During these days of tight economic times a lot of us that are decision-makers for our respective companies are thinking hard about the details of our marketing initiatives. How should we market? Should we market? How should we spend? And at what rate should we spend?

JASE published an article on our company blog a few months ago that references thoughts from the Harvard Business Review.
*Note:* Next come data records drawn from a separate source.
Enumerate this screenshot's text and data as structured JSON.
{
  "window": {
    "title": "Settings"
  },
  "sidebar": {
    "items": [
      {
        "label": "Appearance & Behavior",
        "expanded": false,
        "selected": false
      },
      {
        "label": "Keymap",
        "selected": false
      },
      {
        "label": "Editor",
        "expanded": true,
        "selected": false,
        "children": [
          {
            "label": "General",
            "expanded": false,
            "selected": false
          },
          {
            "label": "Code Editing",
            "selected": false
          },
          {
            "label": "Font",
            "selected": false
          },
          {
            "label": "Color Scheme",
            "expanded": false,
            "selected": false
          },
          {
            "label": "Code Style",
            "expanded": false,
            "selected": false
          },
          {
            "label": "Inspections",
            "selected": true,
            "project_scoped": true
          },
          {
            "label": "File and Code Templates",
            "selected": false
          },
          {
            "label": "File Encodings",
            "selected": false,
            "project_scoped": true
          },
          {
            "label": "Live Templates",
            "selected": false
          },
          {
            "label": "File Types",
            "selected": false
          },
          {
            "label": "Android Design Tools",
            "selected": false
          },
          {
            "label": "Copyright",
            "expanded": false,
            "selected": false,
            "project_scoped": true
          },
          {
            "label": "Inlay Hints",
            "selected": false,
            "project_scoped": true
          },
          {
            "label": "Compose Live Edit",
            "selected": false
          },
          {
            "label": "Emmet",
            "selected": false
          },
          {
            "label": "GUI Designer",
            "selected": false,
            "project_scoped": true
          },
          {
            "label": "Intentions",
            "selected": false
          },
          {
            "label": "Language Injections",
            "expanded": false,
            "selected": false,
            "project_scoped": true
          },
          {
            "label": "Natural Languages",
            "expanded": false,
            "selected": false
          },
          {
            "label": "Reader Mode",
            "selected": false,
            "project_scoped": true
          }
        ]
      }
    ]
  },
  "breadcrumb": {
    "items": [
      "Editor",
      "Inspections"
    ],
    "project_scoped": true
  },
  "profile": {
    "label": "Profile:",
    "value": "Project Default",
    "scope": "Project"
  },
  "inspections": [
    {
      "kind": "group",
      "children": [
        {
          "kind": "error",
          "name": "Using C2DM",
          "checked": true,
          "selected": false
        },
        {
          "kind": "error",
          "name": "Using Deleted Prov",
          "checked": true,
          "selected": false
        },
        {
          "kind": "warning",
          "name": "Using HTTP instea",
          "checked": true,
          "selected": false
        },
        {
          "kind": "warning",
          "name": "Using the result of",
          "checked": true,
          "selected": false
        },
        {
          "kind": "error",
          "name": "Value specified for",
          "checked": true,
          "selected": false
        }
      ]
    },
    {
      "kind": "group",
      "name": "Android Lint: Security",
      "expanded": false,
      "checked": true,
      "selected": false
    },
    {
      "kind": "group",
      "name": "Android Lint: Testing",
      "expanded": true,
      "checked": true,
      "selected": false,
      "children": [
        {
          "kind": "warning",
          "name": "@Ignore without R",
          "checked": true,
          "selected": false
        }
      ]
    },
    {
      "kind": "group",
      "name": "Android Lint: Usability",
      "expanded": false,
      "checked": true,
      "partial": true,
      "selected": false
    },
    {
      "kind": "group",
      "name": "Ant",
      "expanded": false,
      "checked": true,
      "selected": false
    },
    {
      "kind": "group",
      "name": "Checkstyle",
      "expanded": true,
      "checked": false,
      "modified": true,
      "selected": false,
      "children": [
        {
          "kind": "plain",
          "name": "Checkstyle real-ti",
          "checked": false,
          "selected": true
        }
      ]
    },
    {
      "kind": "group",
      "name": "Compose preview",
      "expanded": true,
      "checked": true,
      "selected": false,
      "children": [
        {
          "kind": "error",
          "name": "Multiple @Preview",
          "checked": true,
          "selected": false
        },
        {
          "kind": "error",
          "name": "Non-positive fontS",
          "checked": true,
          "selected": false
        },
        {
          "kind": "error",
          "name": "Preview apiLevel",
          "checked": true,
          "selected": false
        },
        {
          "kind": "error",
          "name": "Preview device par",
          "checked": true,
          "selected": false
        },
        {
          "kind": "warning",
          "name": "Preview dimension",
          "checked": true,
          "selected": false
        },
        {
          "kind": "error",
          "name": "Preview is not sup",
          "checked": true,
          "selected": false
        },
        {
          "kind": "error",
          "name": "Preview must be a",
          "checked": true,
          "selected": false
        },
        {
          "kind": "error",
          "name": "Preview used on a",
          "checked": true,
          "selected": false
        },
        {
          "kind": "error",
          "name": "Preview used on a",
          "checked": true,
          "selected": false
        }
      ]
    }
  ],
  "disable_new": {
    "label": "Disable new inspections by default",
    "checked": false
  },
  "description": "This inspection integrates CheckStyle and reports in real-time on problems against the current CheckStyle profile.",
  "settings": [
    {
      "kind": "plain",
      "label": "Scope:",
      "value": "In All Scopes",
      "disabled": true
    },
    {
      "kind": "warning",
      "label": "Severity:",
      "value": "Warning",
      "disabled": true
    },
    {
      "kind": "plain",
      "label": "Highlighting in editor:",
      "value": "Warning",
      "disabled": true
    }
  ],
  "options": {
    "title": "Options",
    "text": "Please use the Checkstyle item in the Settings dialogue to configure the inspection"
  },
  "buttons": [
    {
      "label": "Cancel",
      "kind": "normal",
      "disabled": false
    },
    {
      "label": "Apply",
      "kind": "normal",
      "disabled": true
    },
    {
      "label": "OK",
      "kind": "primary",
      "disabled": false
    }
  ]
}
It’s worth the read.

Harvard Business Review – How to Market during a Recession

JASE Marketing blog